The expression was first used in political life in 16th century Poland—and lives on in Poland today. Recently, students at the University of Warsaw used that slogan again when protesting against high-handed changes imposed without consultation—and without proper regard for the impact on students.
‘Nothing About Us Without Us’ was the theme for the International Day of Disabled Persons in 2004. The focus was on the active involvement and participation of persons with disabilities in the planning of strategies and policies that affect their lives.
Women from around the world gathered in Lima, Peru in October 2013 for the World Conference of Indigenous Women under the title ‘Nothing about us, without us. Everything about us, with us’. Subsequently, more than 300 women’s organisations from around the globe endorsed a statement which read in part:
We count on UN Women and member states to stand with us in ensuring our seat at the decision-making table so that we can make sure that nothing is discussed about us without us.
And so it continues with refugees and asylum seeker, youth groups, indigenous organisations, the aged, and others.
What drives this movement?
To a large extent it is an expression of the politics of identity—those feeling dispossessed, oppressed, rejected, abandoned want to articulate their experience through a process of conscious-raising within the group.

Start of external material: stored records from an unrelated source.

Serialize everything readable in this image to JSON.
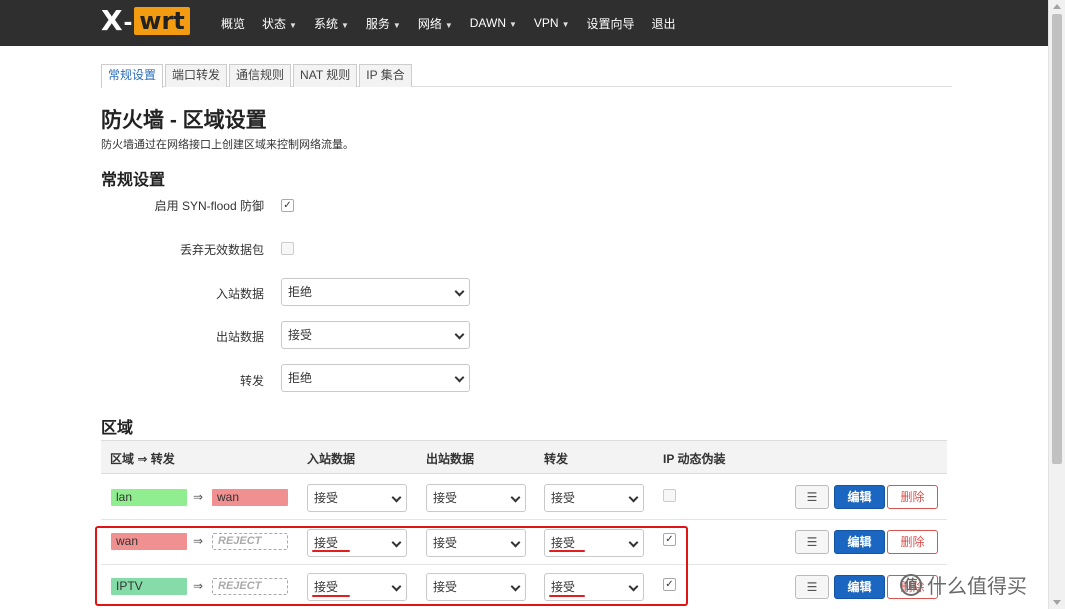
{
  "brand": {
    "x": "X",
    "dash": "-",
    "wrt": "wrt",
    "accent_color": "#f39c12"
  },
  "nav": [
    {
      "label": "概览",
      "dropdown": false
    },
    {
      "label": "状态",
      "dropdown": true
    },
    {
      "label": "系统",
      "dropdown": true
    },
    {
      "label": "服务",
      "dropdown": true
    },
    {
      "label": "网络",
      "dropdown": true
    },
    {
      "label": "DAWN",
      "dropdown": true
    },
    {
      "label": "VPN",
      "dropdown": true
    },
    {
      "label": "设置向导",
      "dropdown": false
    },
    {
      "label": "退出",
      "dropdown": false
    }
  ],
  "tabs": [
    {
      "label": "常规设置",
      "active": true
    },
    {
      "label": "端口转发",
      "active": false
    },
    {
      "label": "通信规则",
      "active": false
    },
    {
      "label": "NAT 规则",
      "active": false
    },
    {
      "label": "IP 集合",
      "active": false
    }
  ],
  "page": {
    "title": "防火墙 - 区域设置",
    "description": "防火墙通过在网络接口上创建区域来控制网络流量。"
  },
  "general": {
    "title": "常规设置",
    "syn_flood_label": "启用 SYN-flood 防御",
    "syn_flood_checked": true,
    "drop_invalid_label": "丢弃无效数据包",
    "drop_invalid_checked": false,
    "input_label": "入站数据",
    "input_value": "拒绝",
    "output_label": "出站数据",
    "output_value": "接受",
    "forward_label": "转发",
    "forward_value": "拒绝"
  },
  "zones": {
    "title": "区域",
    "headers": {
      "zone": "区域 ⇒ 转发",
      "input": "入站数据",
      "output": "出站数据",
      "forward": "转发",
      "masq": "IP 动态伪装"
    },
    "arrow": "⇒",
    "rows": [
      {
        "name": "lan",
        "name_color": "#90ee90",
        "target": "wan",
        "target_color": "#f09090",
        "target_reject": false,
        "input": "接受",
        "output": "接受",
        "forward": "接受",
        "masq": false
      },
      {
        "name": "wan",
        "name_color": "#f09090",
        "target": "REJECT",
        "target_color": "",
        "target_reject": true,
        "input": "接受",
        "output": "接受",
        "forward": "接受",
        "masq": true
      },
      {
        "name": "IPTV",
        "name_color": "#86dca8",
        "target": "REJECT",
        "target_color": "",
        "target_reject": true,
        "input": "接受",
        "output": "接受",
        "forward": "接受",
        "masq": true
      }
    ],
    "buttons": {
      "menu": "☰",
      "edit": "编辑",
      "delete": "删除"
    }
  },
  "watermark": {
    "text": "什么值得买",
    "logo": "值"
  }
}
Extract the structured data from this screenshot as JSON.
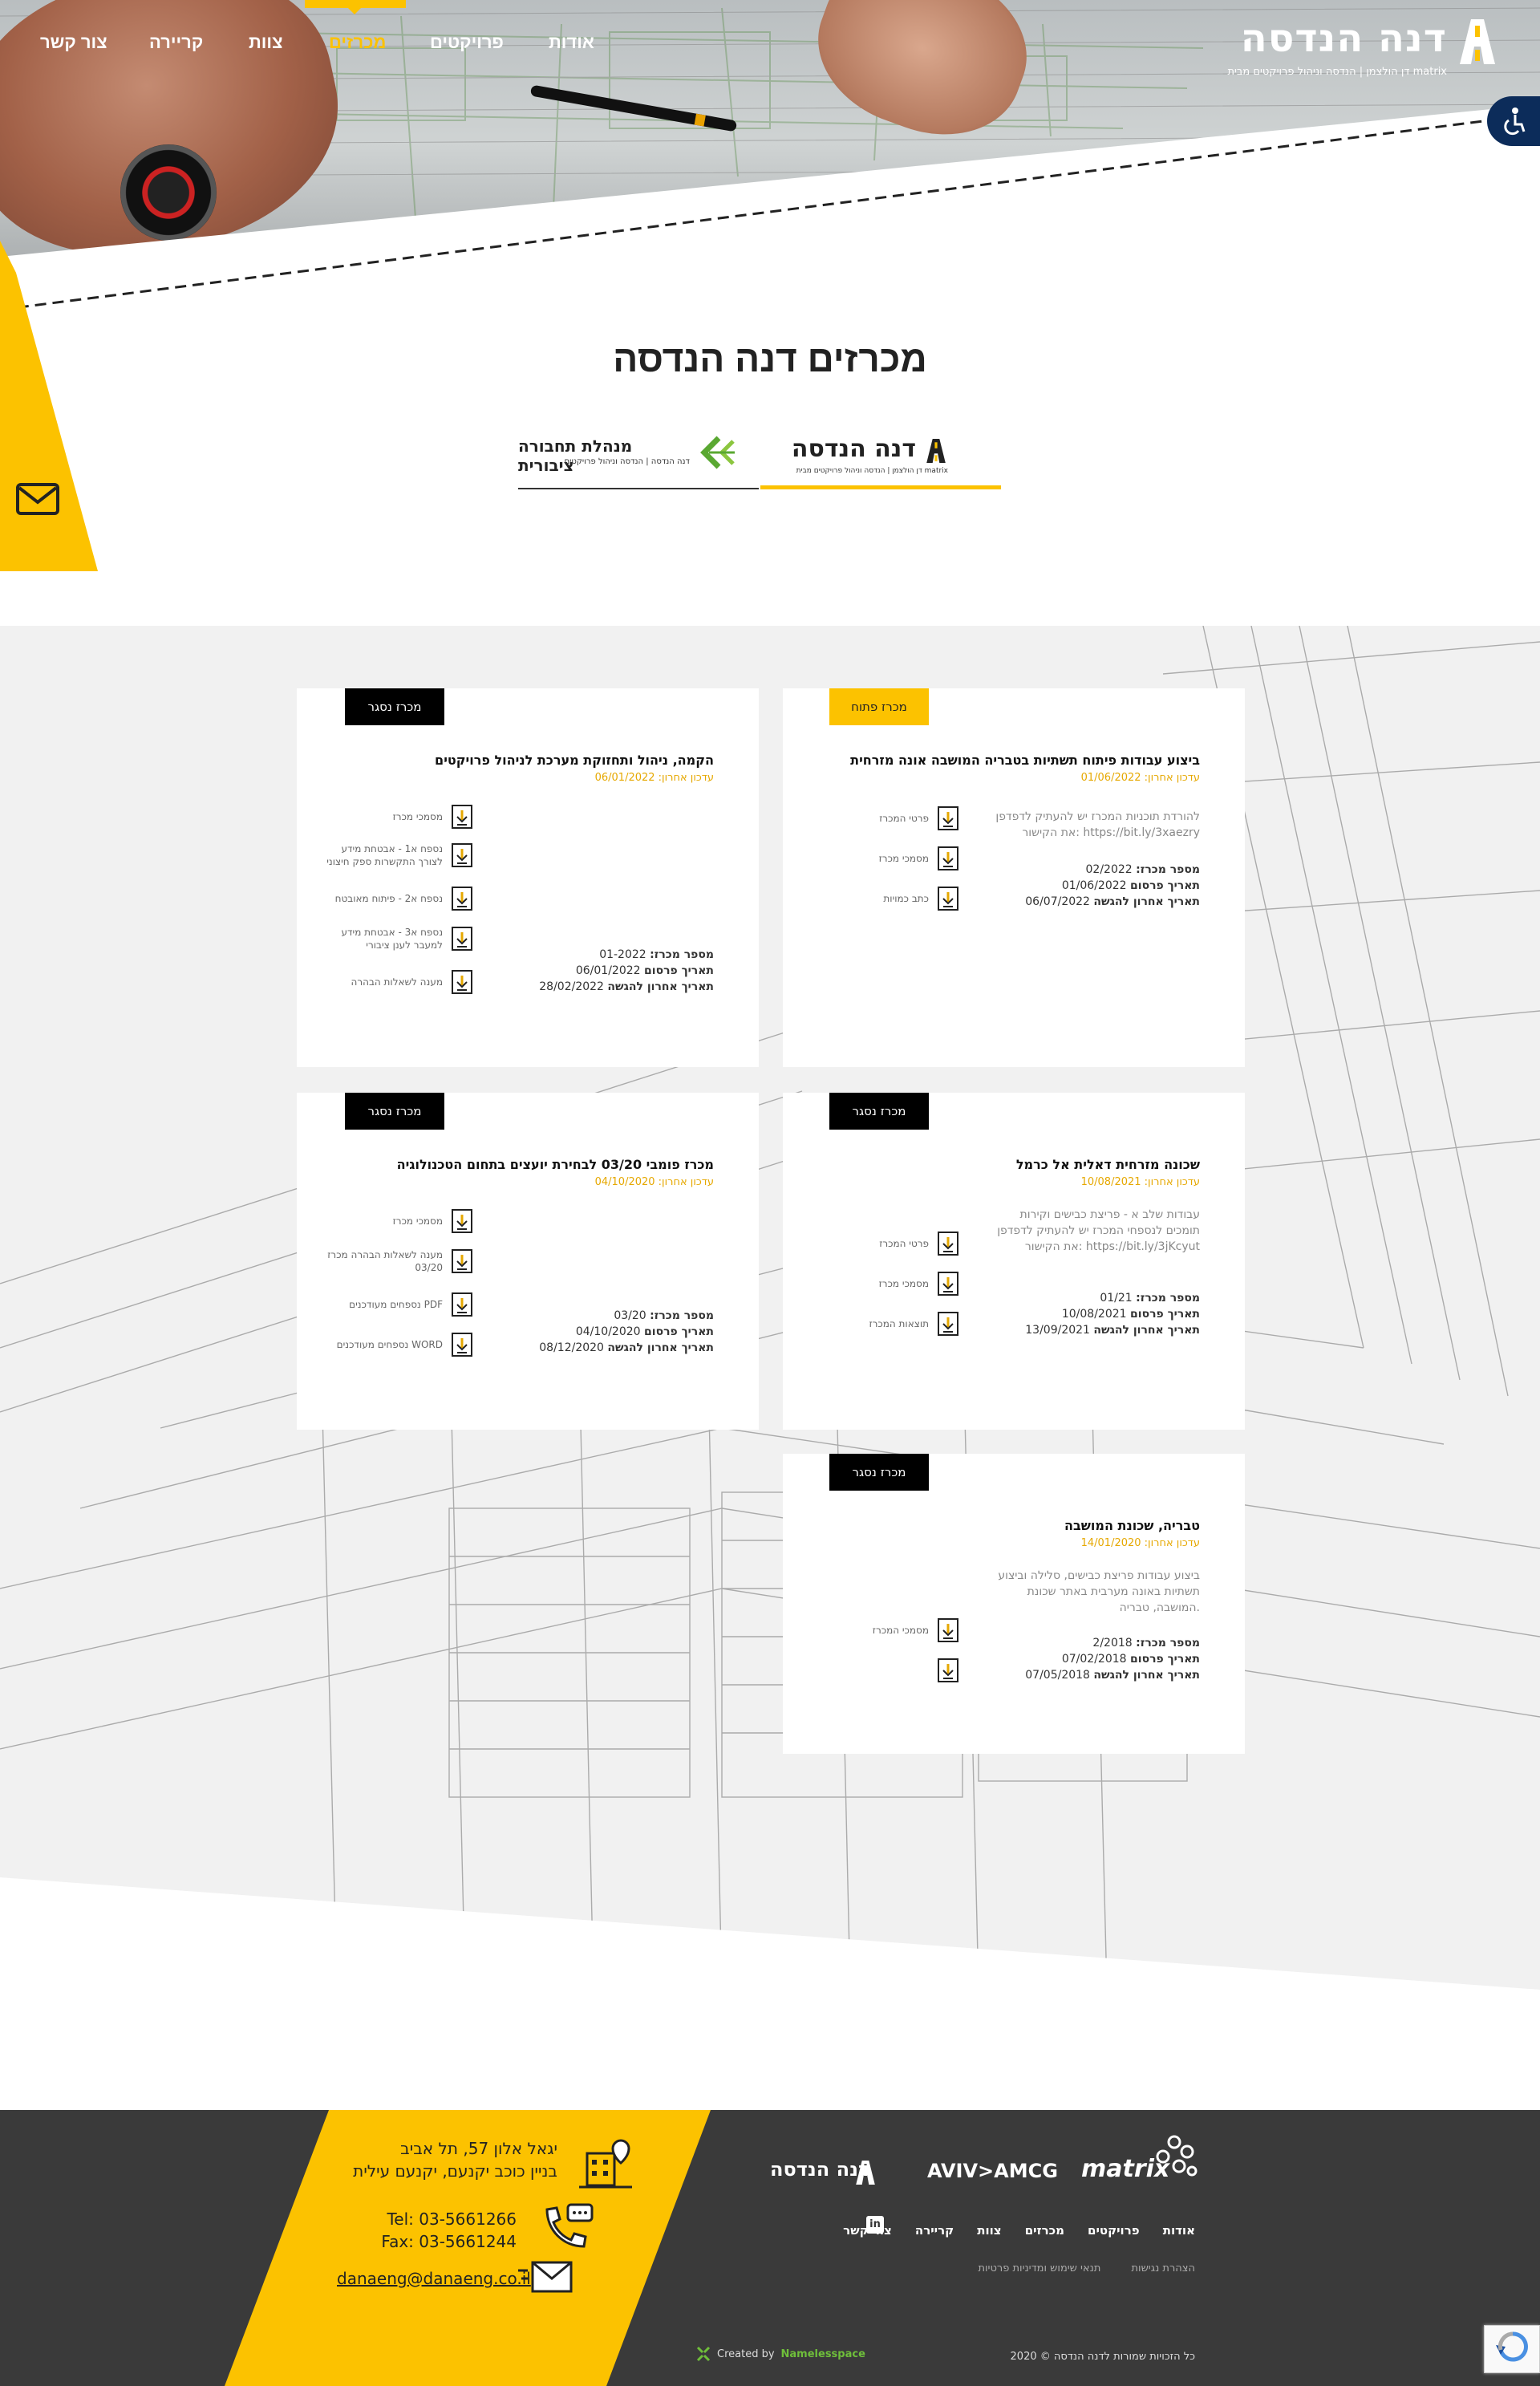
{
  "nav": {
    "items": [
      {
        "label": "אודות"
      },
      {
        "label": "פרויקטים"
      },
      {
        "label": "מכרזים",
        "active": true
      },
      {
        "label": "צוות"
      },
      {
        "label": "קריירה"
      },
      {
        "label": "צור קשר"
      }
    ]
  },
  "logo": {
    "title": "דנה הנדסה",
    "subtitle": "דן הולצמן | הנדסה וניהול פרויקטים מבית matrix"
  },
  "page": {
    "title": "מכרזים דנה הנדסה"
  },
  "tabs": [
    {
      "title": "דנה הנדסה",
      "subtitle": "דן הולצמן | הנדסה וניהול פרויקטים מבית matrix",
      "active": true
    },
    {
      "title": "מנהלת תחבורה ציבורית",
      "subtitle": "דנה הנדסה | הנדסה וניהול פרויקטים",
      "active": false
    }
  ],
  "cards": [
    {
      "status": "מכרז פתוח",
      "title": "ביצוע עבודות פיתוח תשתיות בטבריה המושבה אונה מזרחית",
      "updated": "עדכון אחרון: 01/06/2022",
      "description": "להורדת תוכניות המכרז יש להעתיק לדפדפן את הקישור: https://bit.ly/3xaezry",
      "tender_no_label": "מספר מכרז:",
      "tender_no": "02/2022",
      "publish_label": "תאריך פרסום",
      "publish": "01/06/2022",
      "deadline_label": "תאריך אחרון להגשה",
      "deadline": "06/07/2022",
      "downloads": [
        "פרטי המכרז",
        "מסמכי מכרז",
        "כתב כמויות"
      ]
    },
    {
      "status": "מכרז נסגר",
      "title": "הקמה, ניהול ותחזוקת מערכת לניהול פרויקטים",
      "updated": "עדכון אחרון: 06/01/2022",
      "description": "",
      "tender_no_label": "מספר מכרז:",
      "tender_no": "01-2022",
      "publish_label": "תאריך פרסום",
      "publish": "06/01/2022",
      "deadline_label": "תאריך אחרון להגשה",
      "deadline": "28/02/2022",
      "downloads": [
        "מסמכי מכרז",
        "נספח א1 - אבטחת מידע לצורך התקשרות ספק חיצוני",
        "נספח א2 - פיתוח מאובטח",
        "נספח א3 - אבטחת מידע למעבר לענן ציבורי",
        "מענה לשאלות הבהרה"
      ]
    },
    {
      "status": "מכרז נסגר",
      "title": "שכונה מזרחית דאלית אל כרמל",
      "updated": "עדכון אחרון: 10/08/2021",
      "description": "עבודות שלב א - פריצת כבישים וקירות תומכים לנספחי המכרז יש להעתיק לדפדפן את הקישור: https://bit.ly/3jKcyut",
      "tender_no_label": "מספר מכרז:",
      "tender_no": "01/21",
      "publish_label": "תאריך פרסום",
      "publish": "10/08/2021",
      "deadline_label": "תאריך אחרון להגשה",
      "deadline": "13/09/2021",
      "downloads": [
        "פרטי המכרז",
        "מסמכי מכרז",
        "תוצאות המכרז"
      ]
    },
    {
      "status": "מכרז נסגר",
      "title": "מכרז פומבי 03/20 לבחירת יועצים בתחום הטכנולוגיה",
      "updated": "עדכון אחרון: 04/10/2020",
      "description": "",
      "tender_no_label": "מספר מכרז:",
      "tender_no": "03/20",
      "publish_label": "תאריך פרסום",
      "publish": "04/10/2020",
      "deadline_label": "תאריך אחרון להגשה",
      "deadline": "08/12/2020",
      "downloads": [
        "מסמכי מכרז",
        "מענה לשאלות הבהרה מכרז 03/20",
        "נספחים מעודכנים PDF",
        "נספחים מעודכנים WORD"
      ]
    },
    {
      "status": "מכרז נסגר",
      "title": "טבריה, שכונת המושבה",
      "updated": "עדכון אחרון: 14/01/2020",
      "description": "ביצוע עבודות פריצת כבישים, סלילה וביצוע תשתיות באונה מערבית באתר שכונת המושבה, טבריה.",
      "tender_no_label": "מספר מכרז:",
      "tender_no": "2/2018",
      "publish_label": "תאריך פרסום",
      "publish": "07/02/2018",
      "deadline_label": "תאריך אחרון להגשה",
      "deadline": "07/05/2018",
      "downloads": [
        "מסמכי המכרז",
        ""
      ]
    }
  ],
  "footer": {
    "address_line1": "יגאל אלון 57, תל אביב",
    "address_line2": "בניין כוכב יקנעם, יקנעם עילית",
    "tel": "Tel: 03-5661266",
    "fax": "Fax: 03-5661244",
    "email": "danaeng@danaeng.co.il",
    "logos": [
      "matrix",
      "AVIV>AMCG",
      "דנה הנדסה"
    ],
    "nav": [
      "אודות",
      "פרויקטים",
      "מכרזים",
      "צוות",
      "קריירה",
      "צור קשר"
    ],
    "linkedin": "in",
    "links": [
      "תנאי שימוש ומדיניות פרטיות",
      "הצהרת נגישות"
    ],
    "copyright": "2020 © כל הזכויות שמורות לדנה הנדסה",
    "created_by_label": "Created by",
    "created_by": "Namelesspace"
  },
  "colors": {
    "accent": "#fcc200",
    "dark": "#3a3a3a",
    "access": "#0c2c5a"
  },
  "icons": [
    "accessibility-icon",
    "mail-icon",
    "download-icon",
    "location-icon",
    "phone-icon",
    "envelope-icon",
    "linkedin-icon"
  ]
}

They do not want that experience mediated by outsiders, however well-intentioned. There is a consciousness that the only people who can be trusted to speak up for the rights of a group are members of that group.
In her 1989 book about people with disability, Diane Driedger invoked the civil rights movement:

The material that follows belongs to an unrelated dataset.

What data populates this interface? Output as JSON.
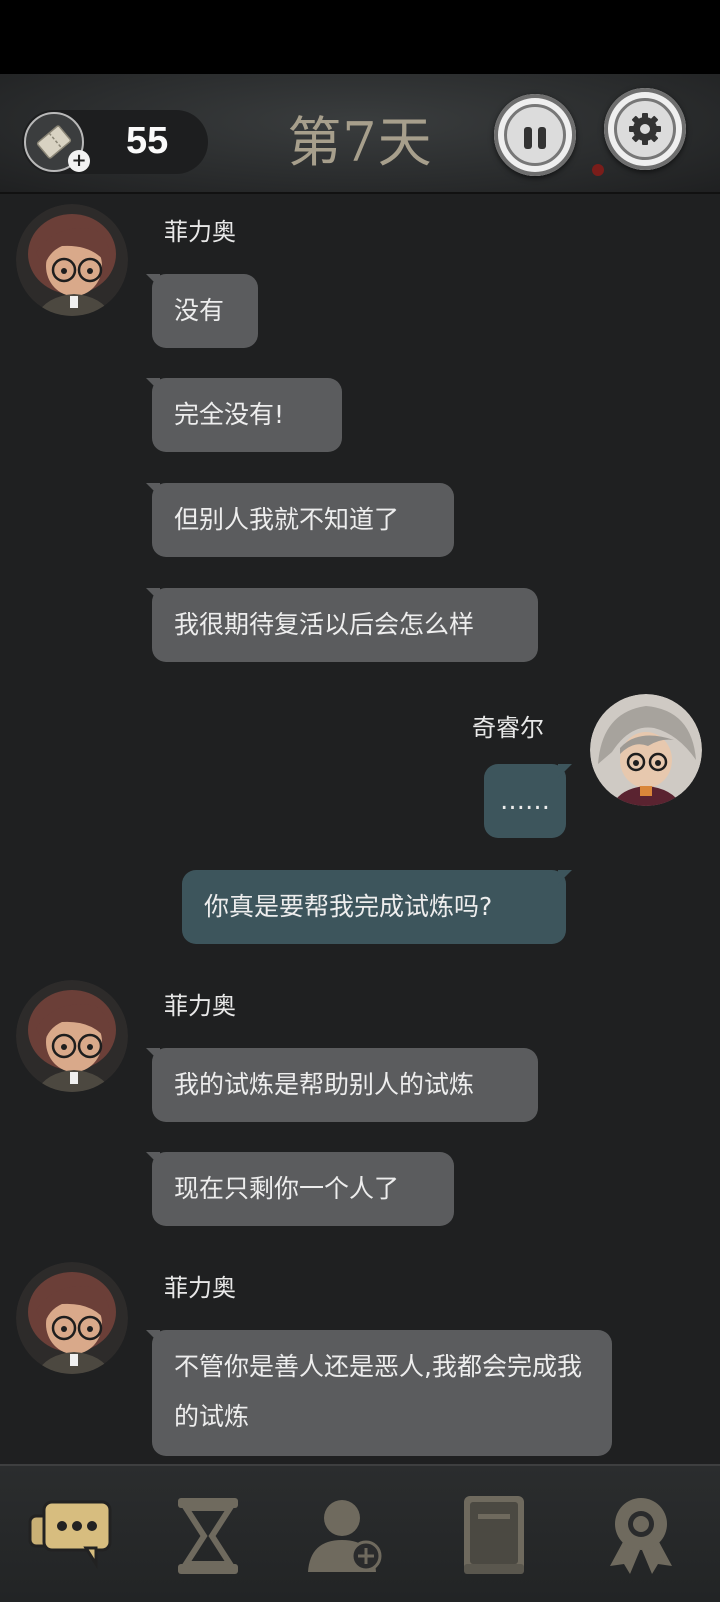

If we have learned one thing from the civil rights movement in the US, it’s that when others speak for us, you lose.’ (The Last Civil Rights Movement: Disabled Peoples’ International. New York: St. Martin’s Press 1989, p. 28)
This statement goes to the importance of both self-conviction and agency—confidence in your capacity to take charge of the decisions that affect your life.
Many people who grew up in the ‘care’ of orphanages, children’s homes and foster families developed, and maintain, an enduring mistrust of all authority.
They have a growing disenchantment with academics and professionals who see the ‘Forgotten Australians’ (not a name chosen by the group) as clients to be serviced or passive subjects to be surveyed, interviewed, focus-grouped and power-pointed. Care leaver childhood lives are plundered as a treasure trove of victims’ tragedies. Consent is sought from academic ethics committees, but not from the objects of the research.
As children authorities claimed what they did for us and to us was for our own good. But they never asked us. We had no say in what was done to us. Now we can have a say. If academics and other professionals are to win our trust and approval, they must listen when we say: nothing about us without us.